“He should win, if there is an honest count of course, but there hasn’t been honest counts for a long time, so who knows?” he added.
Mr. Dixon told The Final Call the argument that if elected for a second term, President Obama will be in a better position to enact more policies to benefit Blacks in particular, is what he calls, “The Obama Delusional Effect,” and added that the major party candidates are two sides of the same coin.
The Latino vote is also considered by pundits to be key in the election. The number of eligible Latino voters has increased by four million since 2008. Yet of the 23.7 million eligible Latino voters the percentage that will hit the polls election day remains to be seen. Seventy-seven percent of registered Latino voters are “absolutely certain” they will vote, according to the Pew Hispanic Center. Sixty-seven percent of adult Latinos said the Latino vote will have a major impact in determining who wins noted the group.
There is always an element of people “hyping” the Latino vote, said Angelo Falcon, president and co-founder of the National Institute for Latino Policy. Every community does this he told The Final Call in a recent telephone interview. Latinos voted overwhelmingly, 67 percent, for Mr. Obama in 2008.
In an Oct. 11 study by the Pew Hispanic Center, Latino voters supported President Obama by a three to one ratio but are less certain about voting than Blacks or Whites.
According to Mark Hugo Lopez, associate director of the Pew Hispanic Center, Florida, Nevada, New Mexico, Colorado, North Carolina and Virginia are all battlegrounds with significant Latino voter populations.
“There’s that natural attempt to try to hype the importance of your community, so in this case with the Latino community, there is this discussion about the ‘sleeping giant’ and really being what determines the outcome. It all really depends on how close the election’s going to be,” said Mr. Falcon, also a political scientist and adjunct assistant professor at the Columbia University School of International and Public Affairs in New York.
“From the polls it seems that it’s going to be a very close election and in those circumstances the Latino vote obviously grows in importance. But if it wasn’t as competitive an election, it’s conceivable the Latino vote wouldn’t be important at all. So I really think you have to look at it from the point of view of the closeness of the election and the size of the Latino vote,” he added.

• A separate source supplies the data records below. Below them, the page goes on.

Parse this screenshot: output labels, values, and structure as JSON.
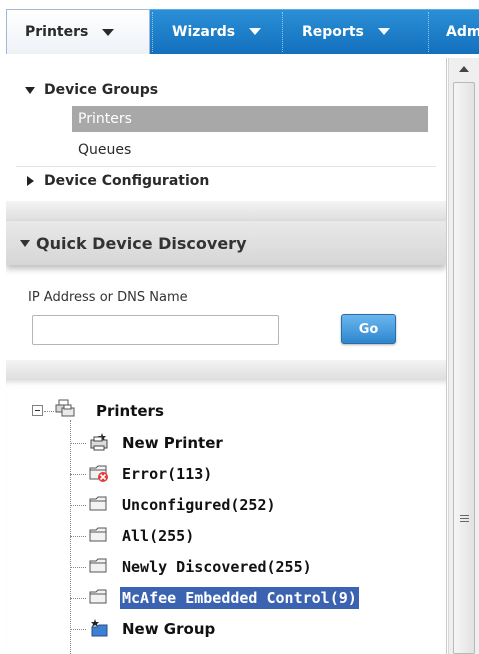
{
  "menubar": {
    "items": [
      {
        "label": "Printers"
      },
      {
        "label": "Wizards"
      },
      {
        "label": "Reports"
      },
      {
        "label": "Adm"
      }
    ]
  },
  "device_groups": {
    "header": "Device Groups",
    "items": [
      {
        "label": "Printers",
        "selected": true
      },
      {
        "label": "Queues",
        "selected": false
      }
    ]
  },
  "device_configuration": {
    "header": "Device Configuration"
  },
  "quick_discovery": {
    "title": "Quick Device Discovery",
    "field_label": "IP Address or DNS Name",
    "input_value": "",
    "input_placeholder": "",
    "go_label": "Go"
  },
  "printers_tree": {
    "root": "Printers",
    "nodes": [
      {
        "label": "New Printer",
        "icon": "new-printer-icon"
      },
      {
        "label": "Error(113)",
        "icon": "error-folder-icon"
      },
      {
        "label": "Unconfigured(252)",
        "icon": "folder-icon"
      },
      {
        "label": "All(255)",
        "icon": "folder-icon"
      },
      {
        "label": "Newly Discovered(255)",
        "icon": "folder-icon"
      },
      {
        "label": "McAfee Embedded Control(9)",
        "icon": "folder-icon",
        "selected": true
      },
      {
        "label": "New Group",
        "icon": "new-group-icon"
      }
    ]
  },
  "colors": {
    "menubar": "#1f80cc",
    "selection": "#3b63b1",
    "group_selected": "#a8a8a8",
    "go_button": "#3d92d8"
  }
}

Arizona may be a key state due to its heavy Latino population. Although Mr. Obama lost the state to 2008 Republican presidential candidate Senator John McCain and is currently lagging behind Mr. Romney, it still may be in play. An average of four polls by Real Clear Politics.com showed Mr. Romney leading 48.3 to 43 percent.
“There’s been a buzz that he (President Obama) may even win Arizona … the numbers are close,” said Cloves Campbell Jr., a former Arizona state representative and co-publisher and chairman of the Arizona Informant, the state’s oldest Black-owned newspaper.
Mr. Campbell, who also serves as chairman of the National Newspaper Publishers Association, which represents over 200 Black newspapers nationwide and includes The Final Call, said there is overwhelming support by Blacks in Arizona for the president.
“The Latino community I think is a little bit different. I think you have two different types of Latino voters. One is the extreme voter who is a liberal person that wants to continue and see support from the president. But on the other side you have that Latino person who wants to identify themselves with the conservative White folks. That group of people is still out here in Arizona and I think that they are going to support Mitt Romney,” said Mr. Campbell.
(Charlene Muhammad contributed to this report.)